--- Excerpted data Enclosed Below ---

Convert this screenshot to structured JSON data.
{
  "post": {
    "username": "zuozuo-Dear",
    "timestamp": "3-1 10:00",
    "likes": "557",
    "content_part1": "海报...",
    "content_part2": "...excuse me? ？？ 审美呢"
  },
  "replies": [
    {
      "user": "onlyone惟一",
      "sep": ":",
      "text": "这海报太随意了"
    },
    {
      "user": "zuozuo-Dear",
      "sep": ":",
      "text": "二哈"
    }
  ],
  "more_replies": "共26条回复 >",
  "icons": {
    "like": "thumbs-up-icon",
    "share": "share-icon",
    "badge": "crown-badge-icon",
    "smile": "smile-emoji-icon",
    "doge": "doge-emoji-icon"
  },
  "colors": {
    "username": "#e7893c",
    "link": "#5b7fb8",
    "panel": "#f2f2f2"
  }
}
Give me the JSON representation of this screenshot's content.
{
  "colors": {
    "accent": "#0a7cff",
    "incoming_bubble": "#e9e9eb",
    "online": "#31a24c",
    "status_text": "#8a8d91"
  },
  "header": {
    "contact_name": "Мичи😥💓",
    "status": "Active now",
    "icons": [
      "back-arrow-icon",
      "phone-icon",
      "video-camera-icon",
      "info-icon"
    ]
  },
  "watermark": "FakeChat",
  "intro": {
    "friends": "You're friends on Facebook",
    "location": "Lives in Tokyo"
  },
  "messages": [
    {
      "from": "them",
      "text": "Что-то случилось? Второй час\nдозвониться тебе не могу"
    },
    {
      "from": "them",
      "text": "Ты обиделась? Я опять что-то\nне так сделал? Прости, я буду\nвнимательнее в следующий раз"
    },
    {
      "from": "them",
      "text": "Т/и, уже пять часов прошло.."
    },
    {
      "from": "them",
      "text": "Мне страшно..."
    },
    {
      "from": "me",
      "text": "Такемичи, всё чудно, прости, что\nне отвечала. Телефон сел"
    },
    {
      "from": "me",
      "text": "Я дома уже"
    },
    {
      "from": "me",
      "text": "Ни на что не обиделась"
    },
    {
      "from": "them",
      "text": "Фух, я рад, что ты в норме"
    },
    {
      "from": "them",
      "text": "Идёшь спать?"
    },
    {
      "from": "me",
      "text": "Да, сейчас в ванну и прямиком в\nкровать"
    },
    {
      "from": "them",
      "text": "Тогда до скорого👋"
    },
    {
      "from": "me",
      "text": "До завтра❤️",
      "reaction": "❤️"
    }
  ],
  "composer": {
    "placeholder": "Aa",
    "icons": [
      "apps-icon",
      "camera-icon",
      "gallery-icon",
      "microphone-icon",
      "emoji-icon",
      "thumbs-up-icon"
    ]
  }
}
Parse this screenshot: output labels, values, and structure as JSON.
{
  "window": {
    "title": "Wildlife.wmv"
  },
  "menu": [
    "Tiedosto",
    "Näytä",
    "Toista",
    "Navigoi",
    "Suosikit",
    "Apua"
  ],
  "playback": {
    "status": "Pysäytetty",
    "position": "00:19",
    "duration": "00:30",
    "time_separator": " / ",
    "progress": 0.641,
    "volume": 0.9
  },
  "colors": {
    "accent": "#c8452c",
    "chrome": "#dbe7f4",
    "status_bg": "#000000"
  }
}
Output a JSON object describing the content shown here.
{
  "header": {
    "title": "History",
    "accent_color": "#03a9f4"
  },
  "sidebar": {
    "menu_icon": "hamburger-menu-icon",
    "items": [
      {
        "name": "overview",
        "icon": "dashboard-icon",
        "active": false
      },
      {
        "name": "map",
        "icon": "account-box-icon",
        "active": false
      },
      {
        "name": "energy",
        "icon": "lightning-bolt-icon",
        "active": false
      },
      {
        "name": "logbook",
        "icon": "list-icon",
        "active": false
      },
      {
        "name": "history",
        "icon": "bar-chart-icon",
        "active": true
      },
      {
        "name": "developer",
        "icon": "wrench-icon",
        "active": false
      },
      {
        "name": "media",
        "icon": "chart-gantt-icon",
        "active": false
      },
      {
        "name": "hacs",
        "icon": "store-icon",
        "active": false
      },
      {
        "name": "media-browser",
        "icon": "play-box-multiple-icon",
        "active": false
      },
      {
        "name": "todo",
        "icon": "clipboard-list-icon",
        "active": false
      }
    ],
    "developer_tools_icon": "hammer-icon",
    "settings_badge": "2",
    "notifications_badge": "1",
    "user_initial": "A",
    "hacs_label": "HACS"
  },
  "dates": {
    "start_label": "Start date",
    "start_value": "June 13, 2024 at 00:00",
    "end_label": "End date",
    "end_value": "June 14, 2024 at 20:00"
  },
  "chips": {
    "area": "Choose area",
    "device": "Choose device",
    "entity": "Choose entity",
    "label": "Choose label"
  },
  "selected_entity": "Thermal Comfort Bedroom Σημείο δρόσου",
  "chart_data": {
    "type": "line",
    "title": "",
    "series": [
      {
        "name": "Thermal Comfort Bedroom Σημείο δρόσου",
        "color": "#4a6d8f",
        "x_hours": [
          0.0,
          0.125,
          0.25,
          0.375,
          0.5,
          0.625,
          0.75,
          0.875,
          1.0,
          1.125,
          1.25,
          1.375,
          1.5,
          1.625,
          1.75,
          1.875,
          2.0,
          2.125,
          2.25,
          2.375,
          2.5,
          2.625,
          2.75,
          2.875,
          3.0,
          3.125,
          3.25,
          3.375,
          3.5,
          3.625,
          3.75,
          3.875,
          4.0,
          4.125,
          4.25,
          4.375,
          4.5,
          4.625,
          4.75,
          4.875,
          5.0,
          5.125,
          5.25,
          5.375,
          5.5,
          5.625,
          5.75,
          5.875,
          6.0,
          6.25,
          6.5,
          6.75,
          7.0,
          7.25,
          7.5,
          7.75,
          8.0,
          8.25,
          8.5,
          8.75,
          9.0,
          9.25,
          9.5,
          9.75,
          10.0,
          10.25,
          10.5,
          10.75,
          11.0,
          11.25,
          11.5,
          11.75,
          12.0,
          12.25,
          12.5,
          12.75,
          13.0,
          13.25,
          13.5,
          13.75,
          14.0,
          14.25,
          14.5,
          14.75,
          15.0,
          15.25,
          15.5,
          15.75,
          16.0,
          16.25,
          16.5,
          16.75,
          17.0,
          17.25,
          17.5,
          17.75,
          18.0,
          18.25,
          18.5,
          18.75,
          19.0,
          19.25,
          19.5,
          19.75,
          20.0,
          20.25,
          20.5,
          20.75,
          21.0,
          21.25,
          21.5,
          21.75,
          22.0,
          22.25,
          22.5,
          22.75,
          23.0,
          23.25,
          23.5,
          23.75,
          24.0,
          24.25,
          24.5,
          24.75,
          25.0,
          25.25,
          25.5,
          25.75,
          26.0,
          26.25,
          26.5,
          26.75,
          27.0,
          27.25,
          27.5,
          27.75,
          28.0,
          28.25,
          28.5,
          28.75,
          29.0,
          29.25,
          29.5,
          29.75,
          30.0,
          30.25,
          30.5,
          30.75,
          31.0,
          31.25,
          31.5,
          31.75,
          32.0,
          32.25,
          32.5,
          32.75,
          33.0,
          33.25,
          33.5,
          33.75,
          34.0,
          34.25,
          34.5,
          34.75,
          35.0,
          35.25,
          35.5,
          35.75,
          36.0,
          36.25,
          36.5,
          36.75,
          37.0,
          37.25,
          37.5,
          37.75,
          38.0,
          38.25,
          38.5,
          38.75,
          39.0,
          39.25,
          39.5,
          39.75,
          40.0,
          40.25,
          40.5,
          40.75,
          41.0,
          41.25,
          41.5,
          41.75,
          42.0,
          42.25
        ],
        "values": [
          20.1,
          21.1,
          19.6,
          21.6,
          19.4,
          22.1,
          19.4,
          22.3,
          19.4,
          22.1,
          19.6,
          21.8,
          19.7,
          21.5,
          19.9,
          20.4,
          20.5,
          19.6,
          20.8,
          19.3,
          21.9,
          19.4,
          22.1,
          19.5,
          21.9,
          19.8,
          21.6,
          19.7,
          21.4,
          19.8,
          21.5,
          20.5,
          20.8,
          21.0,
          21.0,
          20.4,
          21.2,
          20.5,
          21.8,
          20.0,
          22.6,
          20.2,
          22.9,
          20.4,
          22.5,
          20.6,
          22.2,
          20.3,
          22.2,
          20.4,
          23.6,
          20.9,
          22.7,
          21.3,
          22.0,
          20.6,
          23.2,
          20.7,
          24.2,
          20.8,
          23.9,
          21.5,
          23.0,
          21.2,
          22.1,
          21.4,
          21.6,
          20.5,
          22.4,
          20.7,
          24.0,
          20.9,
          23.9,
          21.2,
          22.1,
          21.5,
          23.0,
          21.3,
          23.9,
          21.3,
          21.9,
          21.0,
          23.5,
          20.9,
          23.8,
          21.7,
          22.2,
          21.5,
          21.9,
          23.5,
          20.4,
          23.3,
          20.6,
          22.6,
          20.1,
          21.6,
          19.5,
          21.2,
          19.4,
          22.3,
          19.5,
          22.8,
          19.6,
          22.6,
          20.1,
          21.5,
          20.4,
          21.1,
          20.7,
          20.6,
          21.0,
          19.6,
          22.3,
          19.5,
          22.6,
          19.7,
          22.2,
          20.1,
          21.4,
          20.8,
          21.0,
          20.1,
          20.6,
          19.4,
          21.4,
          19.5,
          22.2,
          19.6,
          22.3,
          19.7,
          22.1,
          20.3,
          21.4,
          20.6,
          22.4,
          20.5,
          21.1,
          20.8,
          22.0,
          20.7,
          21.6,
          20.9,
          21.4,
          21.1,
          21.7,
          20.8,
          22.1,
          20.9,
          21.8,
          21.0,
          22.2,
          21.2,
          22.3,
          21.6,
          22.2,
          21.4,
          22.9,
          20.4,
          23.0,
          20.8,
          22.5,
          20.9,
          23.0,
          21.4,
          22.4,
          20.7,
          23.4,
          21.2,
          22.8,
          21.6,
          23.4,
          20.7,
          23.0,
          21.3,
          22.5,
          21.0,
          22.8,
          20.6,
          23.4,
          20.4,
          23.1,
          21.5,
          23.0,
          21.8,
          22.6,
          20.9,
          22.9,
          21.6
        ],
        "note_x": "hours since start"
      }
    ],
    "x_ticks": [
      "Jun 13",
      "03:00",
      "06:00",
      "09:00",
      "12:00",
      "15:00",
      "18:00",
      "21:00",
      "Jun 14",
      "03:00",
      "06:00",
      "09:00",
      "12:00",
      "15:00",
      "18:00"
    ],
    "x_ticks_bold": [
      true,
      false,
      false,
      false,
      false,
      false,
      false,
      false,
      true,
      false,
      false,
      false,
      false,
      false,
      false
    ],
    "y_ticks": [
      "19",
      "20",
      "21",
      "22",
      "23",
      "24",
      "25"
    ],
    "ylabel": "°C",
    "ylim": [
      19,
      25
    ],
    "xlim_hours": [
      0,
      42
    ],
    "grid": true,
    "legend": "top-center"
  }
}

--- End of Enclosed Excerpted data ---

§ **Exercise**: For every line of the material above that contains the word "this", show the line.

§ **Written response**:
Convert this screenshot to structured JSON data.
Give me the JSON representation of this screenshot's content.
Parse this screenshot: output labels, values, and structure as JSON.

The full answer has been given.